…Here in the main auditorium of the Moscone Center, thousands of people who sell things over the Internet are standing up and cheering for him as if he’s some kind of superhero.
The whole things makes me depressed, in part because Benioff is a buffoon, a bullshit artist, and such an out-of-control egomaniac that it is painful to listen to him talk. He lives in Hawaii and signs his emails “Aloha.” He’s a Buddhist and hangs out with Zen monks from Japan, and he gave his golden retriever the title “chief love officer” at this company. He is the Ron Burgundy of tech. He and this conference are the essence of everything that has gone wrong in the industry.
4) Sears was a melting ice cube to be sure, but Eddie Lampert took a blowtorch to it in one of the all-time acts of hedge fund folly, as I note in this WSJ article: Edward Lampert, the Hedge-Fund Star Who Bet on Sears, Is Unrepentant. Excerpt:

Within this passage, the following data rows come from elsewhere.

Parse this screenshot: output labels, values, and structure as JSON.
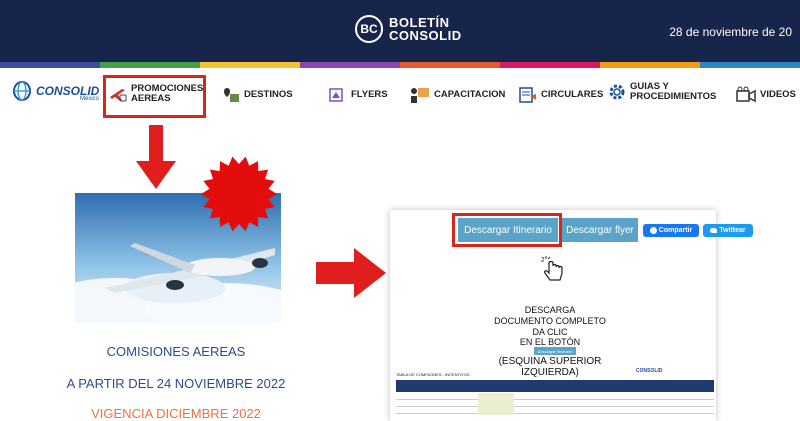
{
  "header": {
    "logo_initials": "BC",
    "title_line1": "BOLETÍN",
    "title_line2": "CONSOLID",
    "date": "28 de noviembre de 20",
    "bar_colors": [
      "#3b4fa0",
      "#43a047",
      "#f2c230",
      "#8e44ad",
      "#e35a2b",
      "#d81b60",
      "#f39c12",
      "#2e86c1"
    ]
  },
  "nav": {
    "brand": "CONSOLID",
    "brand_sub": "México",
    "items": [
      {
        "label1": "PROMOCIONES",
        "label2": "AEREAS",
        "icon": "plane-tag-icon"
      },
      {
        "label1": "DESTINOS",
        "label2": "",
        "icon": "map-pin-icon"
      },
      {
        "label1": "FLYERS",
        "label2": "",
        "icon": "flyer-icon"
      },
      {
        "label1": "CAPACITACION",
        "label2": "",
        "icon": "presentation-icon"
      },
      {
        "label1": "CIRCULARES",
        "label2": "",
        "icon": "document-icon"
      },
      {
        "label1": "GUIAS Y",
        "label2": "PROCEDIMIENTOS",
        "icon": "gear-icon"
      },
      {
        "label1": "VIDEOS",
        "label2": "",
        "icon": "video-camera-icon"
      }
    ]
  },
  "promo": {
    "caption_title": "COMISIONES AEREAS",
    "caption_from": "A PARTIR DEL 24 NOVIEMBRE 2022",
    "caption_validity": "VIGENCIA DICIEMBRE 2022"
  },
  "download_page": {
    "btn_itinerary": "Descargar Itinerario",
    "btn_flyer": "Descargar flyer",
    "btn_share": "Compartir",
    "btn_tweet": "Twittear",
    "instruction_lines": [
      "DESCARGA",
      "DOCUMENTO COMPLETO",
      "DA CLIC",
      "EN EL BOTÓN"
    ],
    "mini_button": "Descargar Itinerario",
    "corner_note": "(ESQUINA SUPERIOR IZQUIERDA)",
    "table_title": "TABLA DE COMISIONES - INCENTIVOS",
    "table_logo": "CONSOLID"
  },
  "colors": {
    "header_bg": "#18254a",
    "highlight_red": "#d9261c",
    "button_blue": "#59a4c8",
    "caption_blue": "#2a4d8f",
    "caption_orange": "#f0713a"
  }
}
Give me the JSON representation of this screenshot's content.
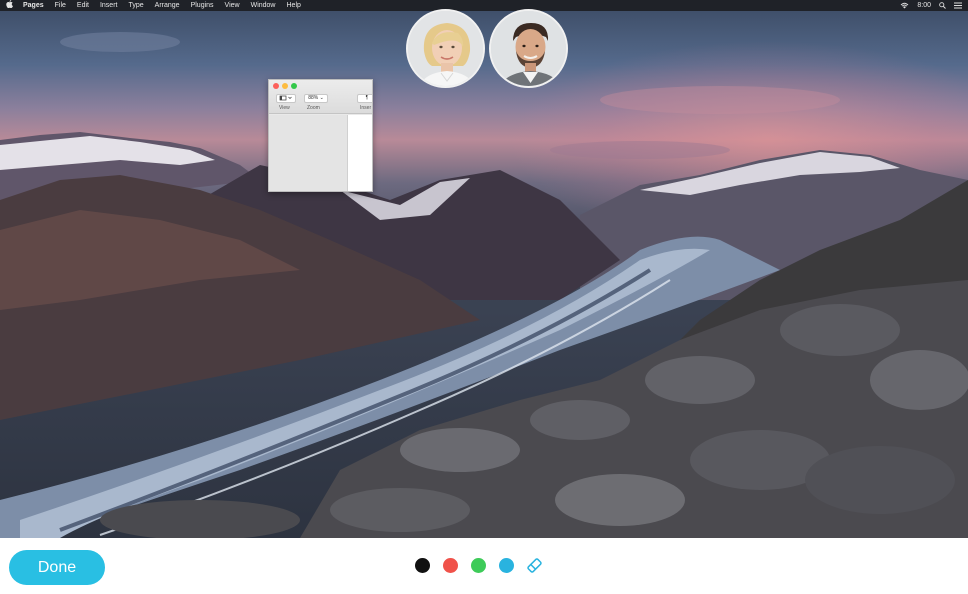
{
  "menubar": {
    "apple_icon": "apple-icon",
    "items": [
      "Pages",
      "File",
      "Edit",
      "Insert",
      "Type",
      "Arrange",
      "Plugins",
      "View",
      "Window",
      "Help"
    ],
    "time": "8:00",
    "icons": [
      "wifi-icon",
      "search-icon",
      "list-icon"
    ]
  },
  "participants": [
    {
      "icon": "avatar-woman"
    },
    {
      "icon": "avatar-man"
    }
  ],
  "pages_window": {
    "zoom_value": "88%",
    "view_label": "View",
    "zoom_label": "Zoom",
    "insert_label": "Inser",
    "insert_glyph": "¶"
  },
  "bottom_bar": {
    "done_label": "Done",
    "colors": {
      "black": "#111111",
      "red": "#f0524a",
      "green": "#3ecb59",
      "blue": "#29b3df",
      "accent": "#29bfe3"
    },
    "eraser_icon": "eraser-icon"
  }
}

“He bet his entire career on one stock. What on earth does he know about running a retailer?” said Whitney Tilson, a former hedge-fund manager who closed his own fund in 2017 after poor returns. “It’s exhibit A of hedge-fund hubris. This is a case study I will teach in my seminars for years.”
I know well from my own experience how great success can sow the seeds of one’s downfall – which is exactly what happened here.
The bankruptcy filing is the beginning of what will certainly be a huge, lengthy, expensive process in which stiffed debtors will sue for fraudulent conveyance (among many other things Lampert did that look very bad, especially with the benefit of hindsight).
Check out this chart, which shows that Sears has been losing well over $1 billion per year consistently for the last five years – yet investors kept getting sucked into this ultimate value trap all the way from $60 to zero:
Here’s another article about this debacle: Edward Lampert’s Non-Strategy to Save Sears. Excerpt:
For many years, it was a favorite corporate guessing game: What is Edward Lampert’s ultimate plan to reinvigorate Sears? It’s time to consider the possibility that he really didn’t have one.
A reading of Mr. Lampert’s 15 annual chairman letters suggests he believed he could outmaneuver rivals he considered bloated overspenders. The hedge-fund veteran formed Sears Holdings, the 2004 marriage of Sears and Kmart, when the company had $55 billion in revenues, rivaling Target Corp. and dwarfing Macy’s Inc., but spending far less on store remodels or other expansion.
Amazon.com Inc. has reshaped retail in the years since, forcing retailers to retrench, many turning to strategies that require hefty investments in online shopping tools and pricey upgrades to physical stores.
“Eddie came into the job with the view he was going to run a retail business his own way, and he did not believe in the conventional wisdom,” said Mark Cohen, a former chief executive of Sears Canada and marketing chief at Sears. “It didn’t work.”
And one more: Hedge Fund Billionaire Rode the Worst Trade of His Life All the Way Down. Excerpt:
Bit by bit, the smart money deserted Edward Lampert.
Michael Dell, David Geffen, George Soros, the Ziff brothers -- by 2012, all of them, and many more, had peeled away.
Not even Lampert’s friends could understand why the hedge-fund manager, once hailed as a young Warren Buffett, clung to his spectacularly bad investment in Sears, a dying department store chain.
Granted, other hedge-fund titans have blown it, from Julian Robertson with US Airways to Bill Ackman with Herbalife. But few have ridden a disaster so publicly, over so many years, with such an iconic brand. It was hubris, many now say, and a failure to follow the investor commandment: get out in time.